"We have to compete for our business, and when we compete I don't know that I get a point for being chairman of the Naval Research Advisory Committee," he said. "I do think it provides us with a perspective of what's going on in the defense community and the service community . . . and that does allow us to allocate technical resources accordingly. But that's information that's open and not given exclusively to us."
Aerojet executives, whose team didn't make the second round of five contractors working on an integrated Star Wars plan, said ruefully that winners like SAIC nonetheless will have an advantage in future bidding. "Not that they'll be able to skew the program," Buckley said, "but they'll have a better sense of what's coming." Critics Worry About Advice
Even critics acknowledge that SAIC and similar firms attract some of the sharpest minds in the business. As weaponry becomes more complex, they agree, the Pentagon will become ever more dependent on analyses rolling off SAIC's copying machines.
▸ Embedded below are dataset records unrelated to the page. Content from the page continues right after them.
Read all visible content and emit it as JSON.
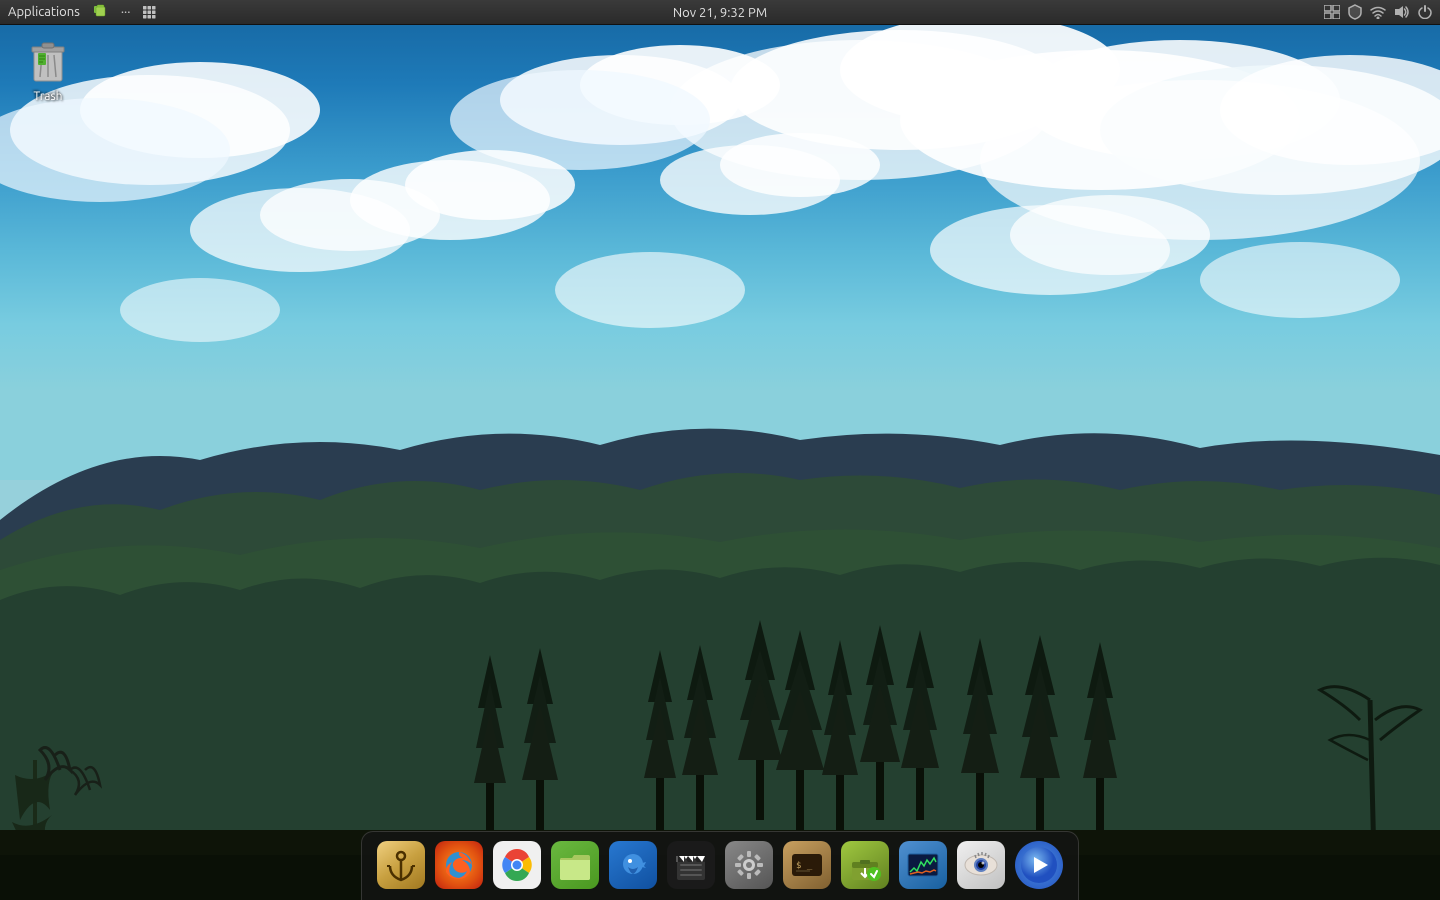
{
  "topPanel": {
    "applications_label": "Applications",
    "datetime": "Nov 21,  9:32 PM",
    "icons": {
      "files_icon": "📁",
      "dots_icon": "···",
      "grid_icon": "⣿"
    },
    "tray": {
      "windows_icon": "⊞",
      "shield_icon": "🛡",
      "wifi_icon": "📶",
      "volume_icon": "🔊",
      "power_icon": "⏻"
    }
  },
  "desktop": {
    "trash": {
      "label": "Trash"
    }
  },
  "dock": {
    "items": [
      {
        "name": "anchor",
        "label": "Anchor",
        "class": "icon-anchor"
      },
      {
        "name": "firefox",
        "label": "Firefox",
        "class": "icon-firefox"
      },
      {
        "name": "chromium",
        "label": "Chromium",
        "class": "icon-chromium"
      },
      {
        "name": "files",
        "label": "Files",
        "class": "icon-files"
      },
      {
        "name": "beak",
        "label": "Beak",
        "class": "icon-beak"
      },
      {
        "name": "clapper",
        "label": "Clapper",
        "class": "icon-clap"
      },
      {
        "name": "settings",
        "label": "Settings",
        "class": "icon-settings"
      },
      {
        "name": "terminal",
        "label": "Terminal",
        "class": "icon-terminal"
      },
      {
        "name": "installer",
        "label": "Installer",
        "class": "icon-installer"
      },
      {
        "name": "system-monitor",
        "label": "System Monitor",
        "class": "icon-monitor"
      },
      {
        "name": "eye",
        "label": "Eye",
        "class": "icon-eye"
      },
      {
        "name": "media-player",
        "label": "Media Player",
        "class": "icon-play"
      }
    ]
  }
}
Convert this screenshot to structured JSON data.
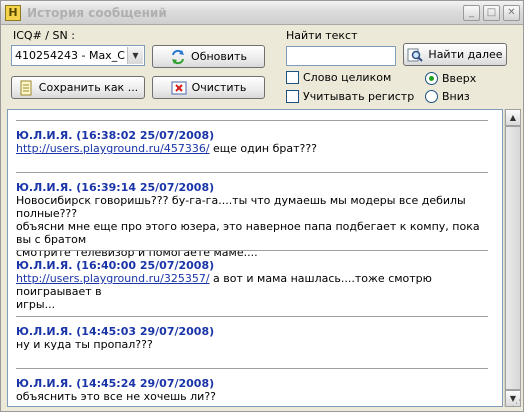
{
  "window": {
    "title": "История сообщений",
    "app_icon_letter": "H"
  },
  "left_panel": {
    "icq_label": "ICQ# / SN :",
    "contact_value": "410254243 - Max_Cher",
    "refresh_button": "Обновить",
    "save_button": "Сохранить как ...",
    "clear_button": "Очистить"
  },
  "search": {
    "label": "Найти текст",
    "value": "",
    "find_next_button": "Найти далее",
    "whole_word": {
      "label": "Слово целиком",
      "checked": false
    },
    "match_case": {
      "label": "Учитывать регистр",
      "checked": false
    },
    "direction_up": {
      "label": "Вверх",
      "selected": true
    },
    "direction_down": {
      "label": "Вниз",
      "selected": false
    }
  },
  "messages": [
    {
      "sender": "Ю.Л.И.Я. (16:38:02 25/07/2008)",
      "link": "http://users.playground.ru/457336/",
      "text_after_link": " еще один брат???",
      "text_lines": []
    },
    {
      "sender": "Ю.Л.И.Я. (16:39:14 25/07/2008)",
      "link": "",
      "text_after_link": "",
      "text_lines": [
        "Новосибирск говоришь??? бу-га-га....ты что думаешь мы модеры все дебилы полные???",
        "объясни мне еще про этого юзера, это наверное папа подбегает к компу, пока вы с братом",
        "смотрите телевизор и помогаете маме...."
      ]
    },
    {
      "sender": "Ю.Л.И.Я. (16:40:00 25/07/2008)",
      "link": "http://users.playground.ru/325357/",
      "text_after_link": " а вот и мама нашлась....тоже смотрю поиграывает в",
      "text_lines": [
        "игры..."
      ]
    },
    {
      "sender": "Ю.Л.И.Я. (14:45:03 29/07/2008)",
      "link": "",
      "text_after_link": "",
      "text_lines": [
        "ну и куда ты пропал???"
      ]
    },
    {
      "sender": "Ю.Л.И.Я. (14:45:24 29/07/2008)",
      "link": "",
      "text_after_link": "",
      "text_lines": [
        "объяснить это все не хочешь ли??"
      ]
    }
  ]
}
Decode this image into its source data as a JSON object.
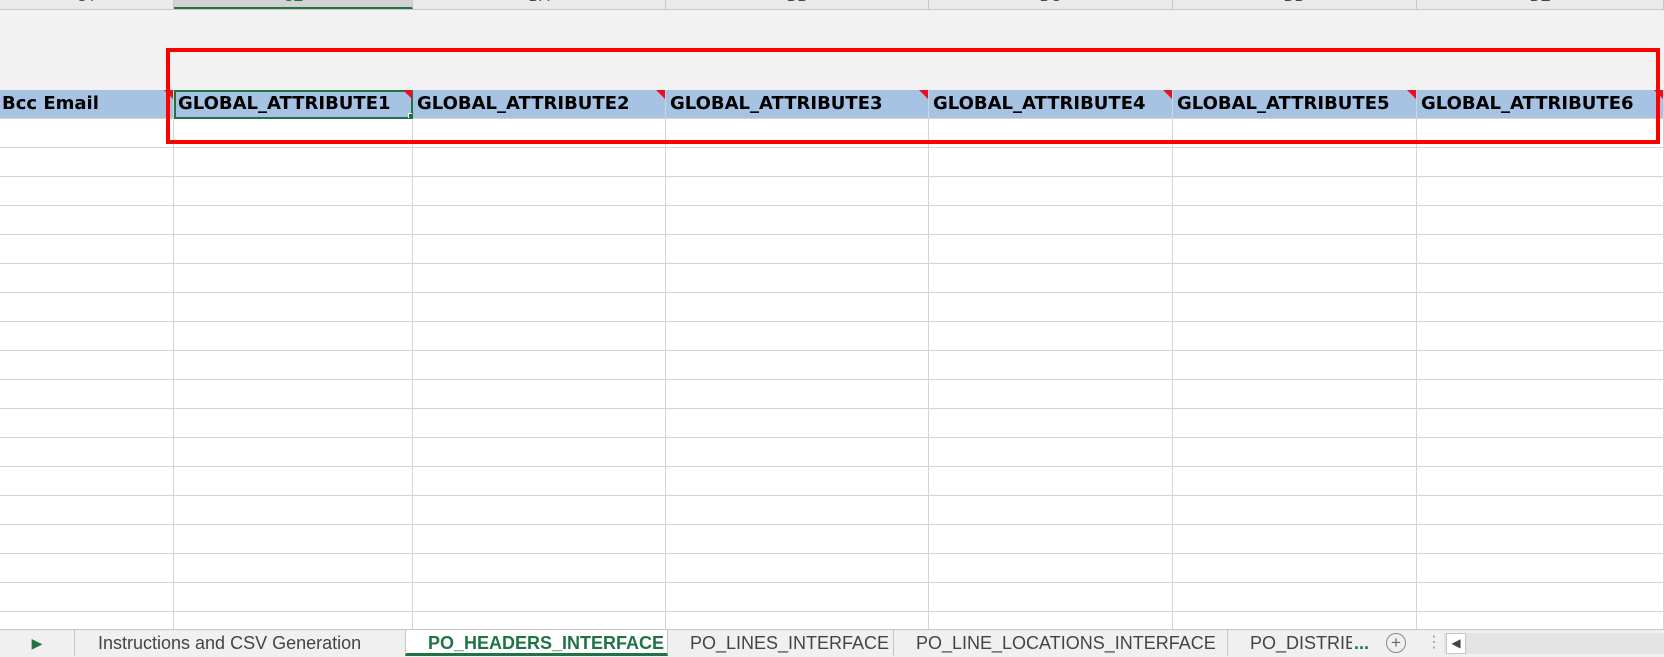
{
  "column_headers": [
    "CY",
    "CZ",
    "DA",
    "DB",
    "DC",
    "DD",
    "DE"
  ],
  "header_row": {
    "cells": [
      "Bcc Email",
      "GLOBAL_ATTRIBUTE1",
      "GLOBAL_ATTRIBUTE2",
      "GLOBAL_ATTRIBUTE3",
      "GLOBAL_ATTRIBUTE4",
      "GLOBAL_ATTRIBUTE5",
      "GLOBAL_ATTRIBUTE6"
    ]
  },
  "sheet_tabs": {
    "nav_arrow": "▶",
    "items": [
      "Instructions and CSV Generation",
      "PO_HEADERS_INTERFACE",
      "PO_LINES_INTERFACE",
      "PO_LINE_LOCATIONS_INTERFACE",
      "PO_DISTRIB"
    ],
    "active_index": 1,
    "more": "...",
    "add": "+",
    "dots": "⋮",
    "scroll_left": "◀"
  },
  "colors": {
    "header_fill": "#a6c3e3",
    "excel_green": "#217346",
    "annotation_red": "#ff0000",
    "comment_marker": "#e81123"
  }
}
The critics worry, though, that industry advisers may tell the military mostly what it wants to hear. David L. Parnas, a computer scientist who joined an advisory panel on SDI's computing needs, said most of his colleagues were defense contractors or, like him, recipients of Pentagon grants.
When Parnas suggested that Star Wars' goals might in fact be impossible to achieve, he said, the panel and the Pentagon were not very interested in his doubts.
"I said, 'Could we just tell them it can't be done?' " Parnas said. "They said, 'Oh, no, they won't accept that. We have to find ways to spend the money.' "
But Welch said SAIC is as quick to disabuse the Pentagon of ideas that won't work as it is to recommend inventions that might. And Julian Davidson, who has served on four advisory panels on missile defense during the past six years, said the Pentagon has little choice but to rely on the expertise of its growing army of systems integrators.
"It's the same old problem," he said. "If you want a completely objective opinion, you have to get someone who knows nothing about it."